--- Available data Enclosed Below ---

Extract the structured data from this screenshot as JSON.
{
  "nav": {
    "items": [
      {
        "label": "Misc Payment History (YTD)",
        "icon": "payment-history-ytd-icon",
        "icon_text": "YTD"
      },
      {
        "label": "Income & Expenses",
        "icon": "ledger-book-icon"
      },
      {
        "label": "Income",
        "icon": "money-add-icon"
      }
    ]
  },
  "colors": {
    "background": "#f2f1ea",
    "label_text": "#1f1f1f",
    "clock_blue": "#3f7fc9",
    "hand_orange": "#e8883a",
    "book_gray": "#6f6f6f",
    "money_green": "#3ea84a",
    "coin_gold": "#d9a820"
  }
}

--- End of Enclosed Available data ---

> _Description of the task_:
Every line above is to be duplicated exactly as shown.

> _Response below_:
Extract the structured data from this screenshot as JSON.
{
  "nav": {
    "items": [
      {
        "label": "Misc Payment History (YTD)",
        "icon": "payment-history-ytd-icon",
        "icon_text": "YTD"
      },
      {
        "label": "Income & Expenses",
        "icon": "ledger-book-icon"
      },
      {
        "label": "Income",
        "icon": "money-add-icon"
      }
    ]
  },
  "colors": {
    "background": "#f2f1ea",
    "label_text": "#1f1f1f",
    "clock_blue": "#3f7fc9",
    "hand_orange": "#e8883a",
    "book_gray": "#6f6f6f",
    "money_green": "#3ea84a",
    "coin_gold": "#d9a820"
  }
}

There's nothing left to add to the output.